Business Training and Female Enterprise Start-up, Growth, and Dynamics: Experimental Evidence from Sri Lanka

De Mel, McKenzie and Woodruff (2014) conduct a randomized experiment among women in urban Sri Lanka to measure the impact of the most commonly used business training course in developing countries, the Start-and-Improve Your Business (SIYB) program. They study two groups of women: a random sample operating subsistence enterprises and a random sample out of the labor force but interested in starting a business. They track impacts of two treatments – training only and training plus a cash grant – over two years. For women in business, training changes business practices but has no impact on business profits, sales or capital stock. The grant plus training combination increases business profitability in the first eight months, but this impact dissipates in the second year. Among potential startups, business training hastens entry – without changing longer-term ownership rates – and increases profitability. The researchers conclude that training may be more effective for new owners.


Suresh De Mel

University of Peradeniya

David McKenzie
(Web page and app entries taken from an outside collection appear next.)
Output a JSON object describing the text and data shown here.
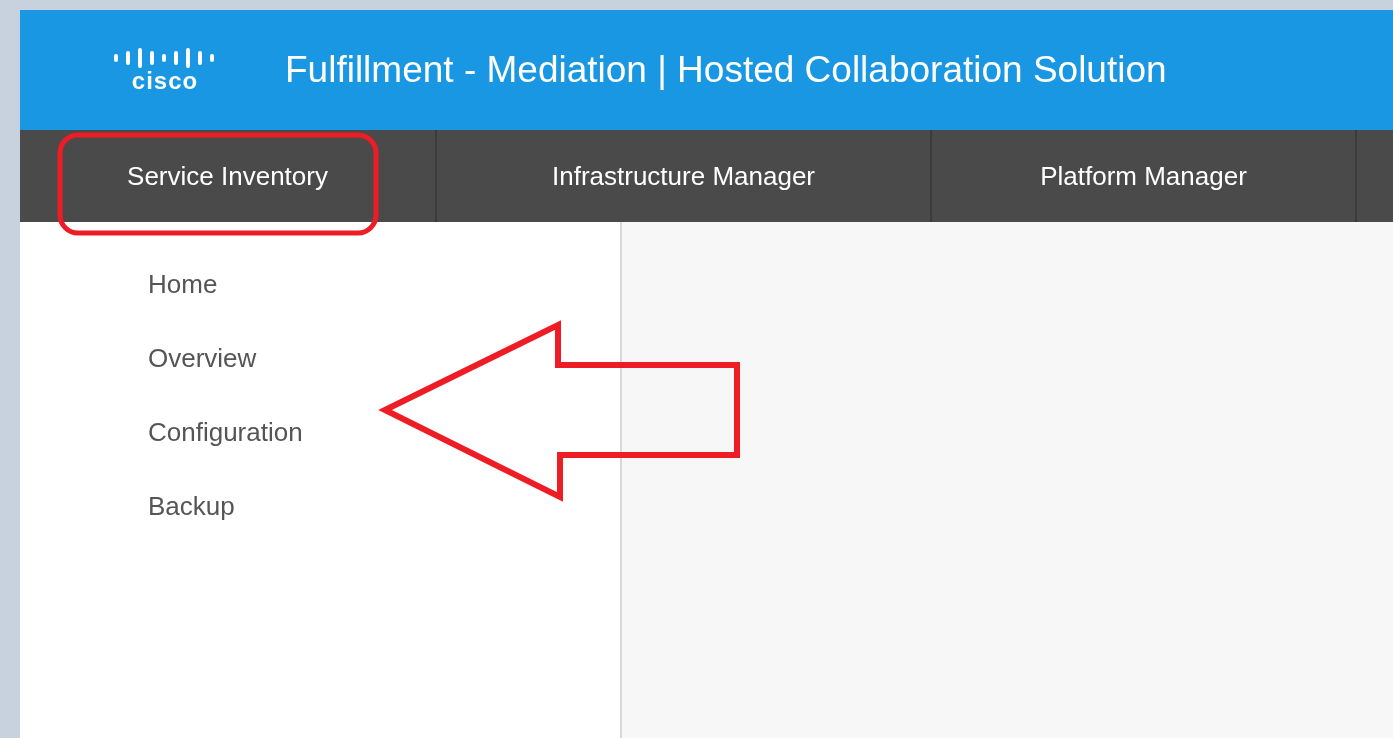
{
  "header": {
    "logo_text": "cisco",
    "title": "Fulfillment - Mediation | Hosted Collaboration Solution"
  },
  "nav_tabs": [
    {
      "label": "Service Inventory"
    },
    {
      "label": "Infrastructure Manager"
    },
    {
      "label": "Platform Manager"
    }
  ],
  "sidebar": {
    "items": [
      {
        "label": "Home"
      },
      {
        "label": "Overview"
      },
      {
        "label": "Configuration"
      },
      {
        "label": "Backup"
      }
    ]
  }
}
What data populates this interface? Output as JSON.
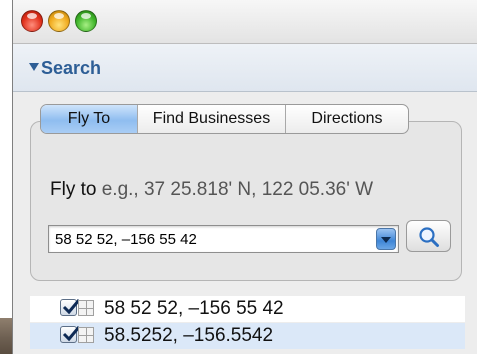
{
  "search_panel": {
    "title": "Search",
    "tabs": [
      {
        "label": "Fly To",
        "active": true
      },
      {
        "label": "Find Businesses",
        "active": false
      },
      {
        "label": "Directions",
        "active": false
      }
    ],
    "fly_to_label": "Fly to",
    "fly_to_hint": "e.g., 37 25.818' N, 122 05.36' W",
    "input_value": "58 52 52, –156 55 42",
    "search_icon": "magnifier-icon"
  },
  "results": [
    {
      "text": "58 52 52, –156 55 42",
      "checked": true,
      "selected": false
    },
    {
      "text": "58.5252, –156.5542",
      "checked": true,
      "selected": true
    }
  ],
  "colors": {
    "accent": "#2d5e96",
    "active_tab": "#8fbdf0",
    "selected_row": "#dbe8f8"
  }
}
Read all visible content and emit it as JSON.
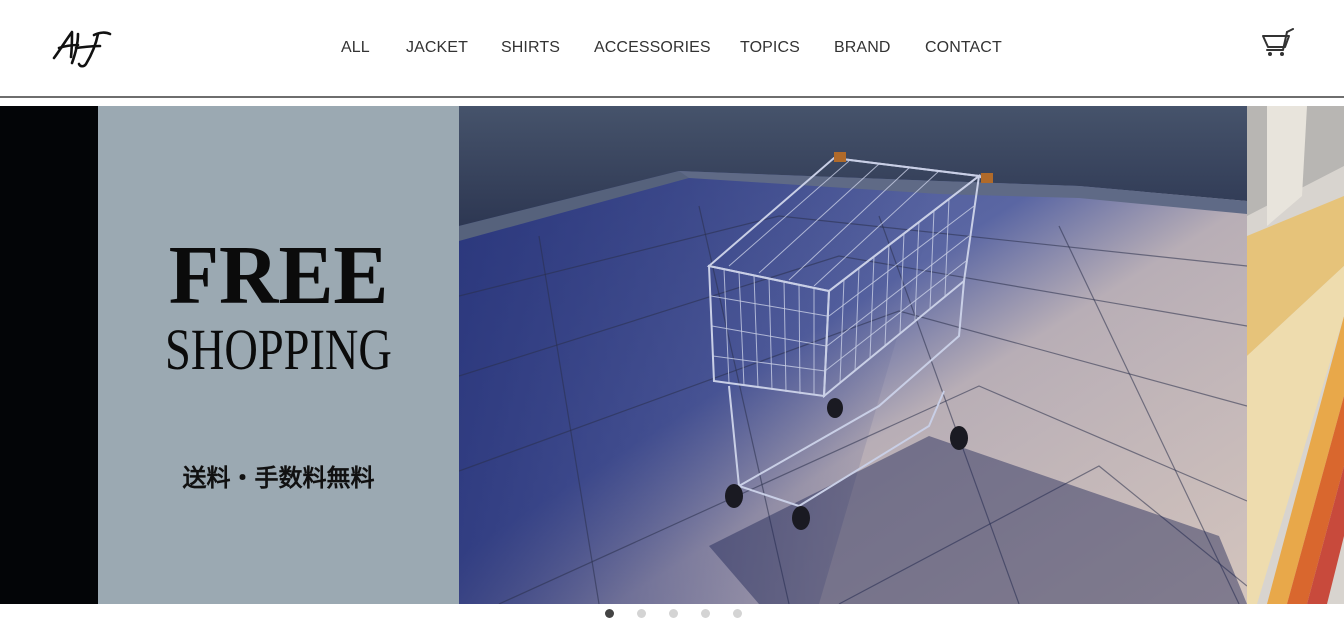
{
  "brand": {
    "logo_text": "AH"
  },
  "nav": {
    "items": [
      {
        "label": "ALL"
      },
      {
        "label": "JACKET"
      },
      {
        "label": "SHIRTS"
      },
      {
        "label": "ACCESSORIES"
      },
      {
        "label": "TOPICS"
      },
      {
        "label": "BRAND"
      },
      {
        "label": "CONTACT"
      }
    ]
  },
  "cart": {
    "icon": "cart-icon"
  },
  "hero": {
    "headline": "FREE",
    "subheadline": "SHOPPING",
    "tagline": "送料・手数料無料",
    "photo_subject": "shopping-cart-photo",
    "colors": {
      "strip": "#030507",
      "panel": "#9ba9b2"
    }
  },
  "carousel": {
    "slide_count": 5,
    "active_index": 0
  }
}
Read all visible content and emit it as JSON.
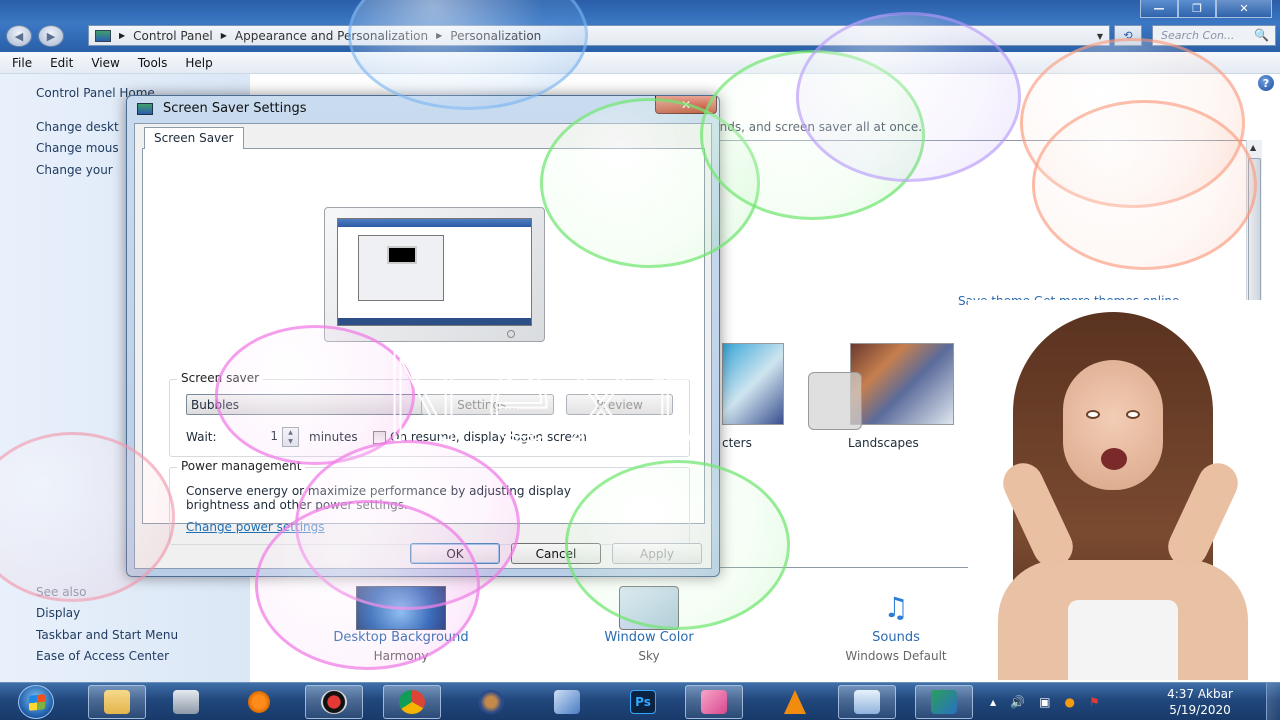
{
  "window": {
    "controls": {
      "minimize": "—",
      "maximize": "❐",
      "close": "✕"
    },
    "back_icon": "back-arrow-icon",
    "forward_icon": "forward-arrow-icon",
    "address": {
      "crumbs": [
        "Control Panel",
        "Appearance and Personalization",
        "Personalization"
      ]
    },
    "search": {
      "placeholder": "Search Con...",
      "icon": "🔍"
    },
    "refresh_icon": "⟲"
  },
  "menubar": {
    "items": [
      "File",
      "Edit",
      "View",
      "Tools",
      "Help"
    ]
  },
  "sidebar": {
    "home": "Control Panel Home",
    "links": [
      "Change desktop icons",
      "Change mouse pointers",
      "Change your account picture"
    ],
    "links_visible": [
      "Change deskt",
      "Change mous",
      "Change your"
    ],
    "see_also_label": "See also",
    "see_also": [
      "Display",
      "Taskbar and Start Menu",
      "Ease of Access Center"
    ]
  },
  "content": {
    "intro_visible": "unds, and screen saver all at once.",
    "save_links_visible": "Save theme    Get more themes online",
    "themes": [
      {
        "label": "cters"
      },
      {
        "label": "Landscapes"
      }
    ],
    "bottom": [
      {
        "label": "Desktop Background",
        "sub": "Harmony"
      },
      {
        "label": "Window Color",
        "sub": "Sky"
      },
      {
        "label": "Sounds",
        "sub": "Windows Default"
      }
    ],
    "help_icon": "?"
  },
  "dialog": {
    "title": "Screen Saver Settings",
    "close": "✕",
    "tab": "Screen Saver",
    "screen_saver_group": "Screen saver",
    "selected": "Bubbles",
    "settings_btn": "Settings...",
    "preview_btn": "Preview",
    "wait_label": "Wait:",
    "wait_value": "1",
    "minutes_label": "minutes",
    "logon_label": "On resume, display logon screen",
    "logon_checked": false,
    "power_group": "Power management",
    "power_text": "Conserve energy or maximize performance by adjusting display brightness and other power settings.",
    "power_link": "Change power settings",
    "ok": "OK",
    "cancel": "Cancel",
    "apply": "Apply"
  },
  "overlay": {
    "text": "Next"
  },
  "taskbar": {
    "start_icon": "windows-start-icon",
    "items": [
      {
        "name": "explorer",
        "open": true
      },
      {
        "name": "media-center",
        "open": false
      },
      {
        "name": "media-player",
        "open": false
      },
      {
        "name": "screen-recorder",
        "open": true
      },
      {
        "name": "chrome",
        "open": true
      },
      {
        "name": "photo-app",
        "open": false
      },
      {
        "name": "network-app",
        "open": false
      },
      {
        "name": "photoshop",
        "open": false
      },
      {
        "name": "image-viewer",
        "open": true
      },
      {
        "name": "vlc",
        "open": false
      },
      {
        "name": "control-panel",
        "open": true
      },
      {
        "name": "personalization",
        "open": true
      }
    ],
    "tray": {
      "expand": "▲",
      "volume": "🔊",
      "network": "▣",
      "app": "●",
      "action_center": "⚑"
    },
    "clock": {
      "time": "4:37 Akbar",
      "date": "5/19/2020"
    }
  },
  "colors": {
    "accent_blue": "#2a6bb0",
    "titlebar": "#2b5ea8",
    "taskbar": "#21477c"
  }
}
World Bank Group

Chris Woodruff

University of Oxford and Centre for Economic Policy Research (CEPR)